If you’ve been listening to the candidates speak about jobs during the run up to the 2016 presidential election, you might be convinced that the sky is falling.
Donald Trump has assured voters that all of their jobs have moved to China, Mexico, and elsewhere. During last night’s debate, he declared that “thousands” of jobs would be lost when Ford moved operations to Mexico. Ford insists that’s not true. For her part, Hillary Clinton has made revitalizing the employment market a top priority for her first 100 days in office, should she be elected.
But in the swing states that may decide the outcome of this election, the hiring landscape isn’t nearly as bad as they’d have you believe. In the battleground states of Florida, Ohio, and Pennsylvania, which represent a combined 67 electoral votes, the doom and gloom espoused by the candidates about declining jobs figures is not entirely consistent with reality.
According to a recent study by iCIMS’ chief economist, Josh Wright, Florida is experiencing job growth that outpaces the rest of the country, Ohio is returning to national averages after experiencing a slowdown in late 2015 and early 2016, and Pennsylvania has seen its unemployment rate level off in recent months.
In fact, three of Ohio’s cities and one of Pennsylvania’s ranked among the top 25 for jobs in 2016 according a study conducted by Glassdoor in May. The study found that there were more than 35,000 available positions each in Cleveland, Columbus, and Cincinnati in industries ranging from health care to technology, finance, sales, and marketing. During that same month, the study found that Pittsburgh had more than 50,000 open jobs, most of which were for mechanical engineers, nurse practitioners, and product managers.
Florida, meanwhile, was becoming a startup state, boasting the country’s second-highest rate of new business production in 2014.
“Unfortunately, the divergence between the headline statistics and what people are actually experiencing has too often bred confusion and cynicism about labor data, rather than inspired greater curiosity and critical thinking about the changes in the economy,” says Wright.
Wright explains that historically speaking, a negative perception of the economy typically favors the challenging party while a strong job growth benefits the incumbent party. Pollsters remain unsure of just how much of an impact job figures can have. Political scientists have argued that job creation impacts the outcome of the election by a factor of somewhere between 40% and 90%, according to Wright. “Whatever the magic number is, jobs are a big deal,” he adds.
In his study, Wright zeroed in on a few key counties that could determine the results of the presidential election, including Hillsborough County (Tampa) and Orange County (Orlando) in Florida; Franklin County (Columbus), Hamilton County (Cincinnati), and Wood County in Ohio; and Montgomery and Delaware Counties (straddling Philadelphia) in Pennsylvania.
“In the last three presidential elections, these counties in Florida and Ohio have voted for the successful candidate, regardless of his party affiliation,” says Wright. “In Pennsylvania, the two counties have previously voted for the Democratic nominee, but their size and tendency to vote Republicans into local office have attracted speculation that they could turn Republican, taking the state’s Electoral College votes with them,” he adds.
Florida’s swing counties have seen strong hiring trends, according to Wright, but only in the past few months.
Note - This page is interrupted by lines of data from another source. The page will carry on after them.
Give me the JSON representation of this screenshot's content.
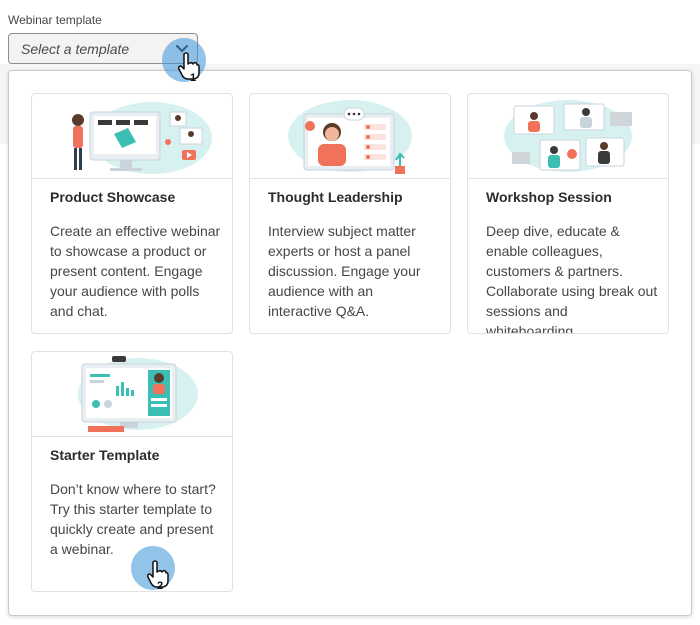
{
  "field": {
    "label": "Webinar template",
    "placeholder": "Select a template"
  },
  "templates": [
    {
      "title": "Product Showcase",
      "description": "Create an effective webinar to showcase a product or present content. Engage your audience with polls and chat.",
      "illustration": "product-showcase-illustration"
    },
    {
      "title": "Thought Leadership",
      "description": "Interview subject matter experts or host a panel discussion. Engage your audience with an interactive Q&A.",
      "illustration": "thought-leadership-illustration"
    },
    {
      "title": "Workshop Session",
      "description": "Deep dive, educate & enable colleagues, customers & partners. Collaborate using break out sessions and whiteboarding.",
      "illustration": "workshop-session-illustration"
    },
    {
      "title": "Starter Template",
      "description": "Don’t know where to start? Try this starter template to quickly create and present a webinar.",
      "illustration": "starter-template-illustration"
    }
  ],
  "steps": [
    {
      "number": "1"
    },
    {
      "number": "2"
    }
  ],
  "colors": {
    "accent": "#3892d6",
    "teal": "#3bbfb5",
    "coral": "#f0725a"
  }
}
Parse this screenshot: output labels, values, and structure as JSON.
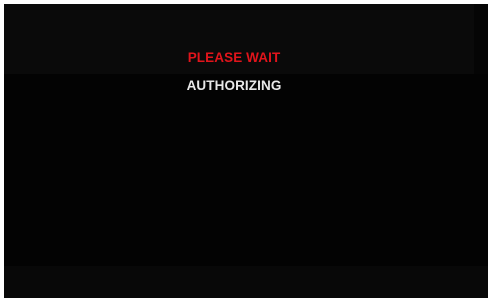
{
  "screen": {
    "title": "PLEASE WAIT",
    "status": "AUTHORIZING",
    "colors": {
      "background": "#050505",
      "title": "#e1141b",
      "status": "#e8e8e8"
    }
  }
}
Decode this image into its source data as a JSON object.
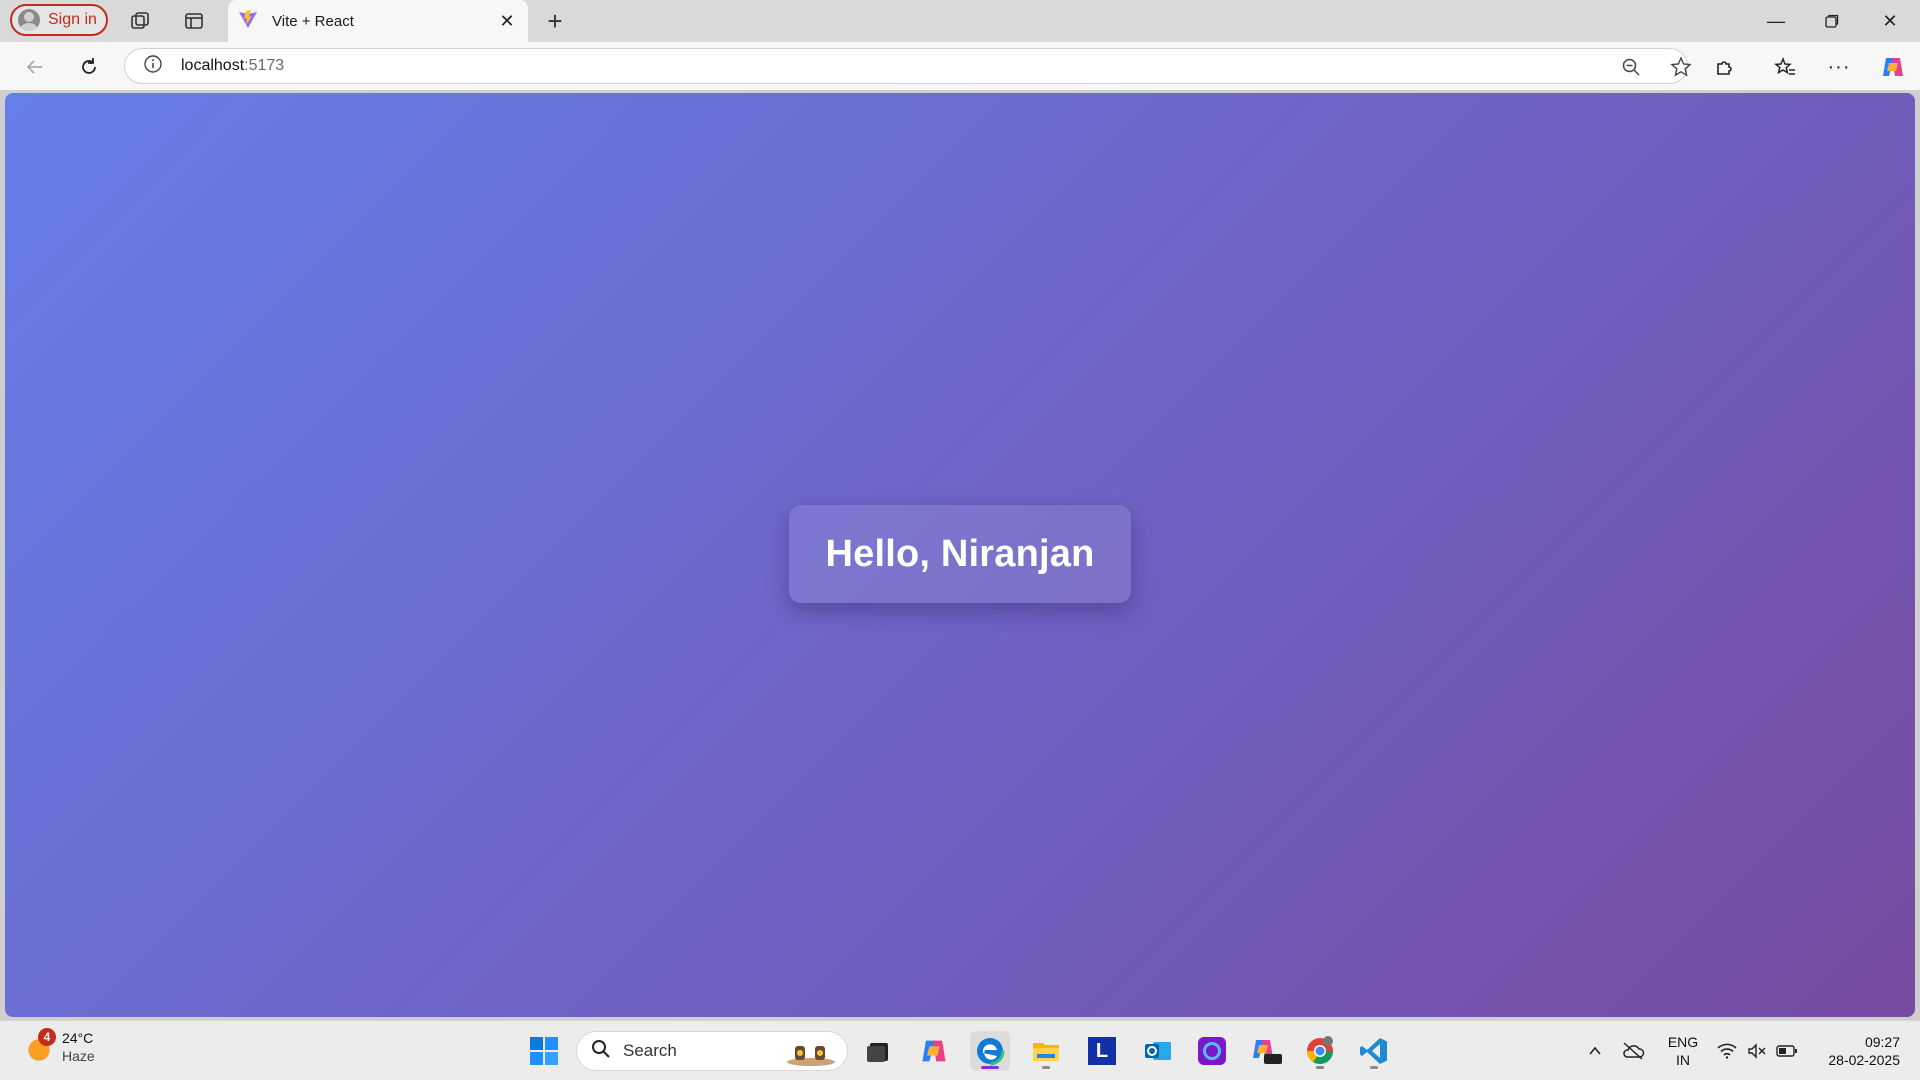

Ohio has lagged behind national job trends as a whole, but Hamilton and Wood counties have outpaced the state and are experiencing job growth consistent with the rest of the country.
Pennsylvania’s swing counties, however, have underperformed, even when compared to the slow growth of the state as a whole. “In Montgomery County, the proportion of full-time positions is elevated and in Delaware County it has risen, but remains below average,” he observes.
Wright maintains that most of these swing counties in Florida and Ohio continue to see strong hiring trends overall. “This contrasts with widespread reports of nationwide dissatisfaction with the direction the country is headed,” he points out, “and concerns about income inequality and the nature of the new jobs being created.” Still he says, “In some ways, Pennsylvania’s figures look more consistent with the fears of malaise.”
Economic data has been a strong indicator of election outcomes in the past, however, Wright admits that the race to the Oval Office between the two least popular candidates in decades may be without historical precedent. In other words, in the 2016 election, all bets are off.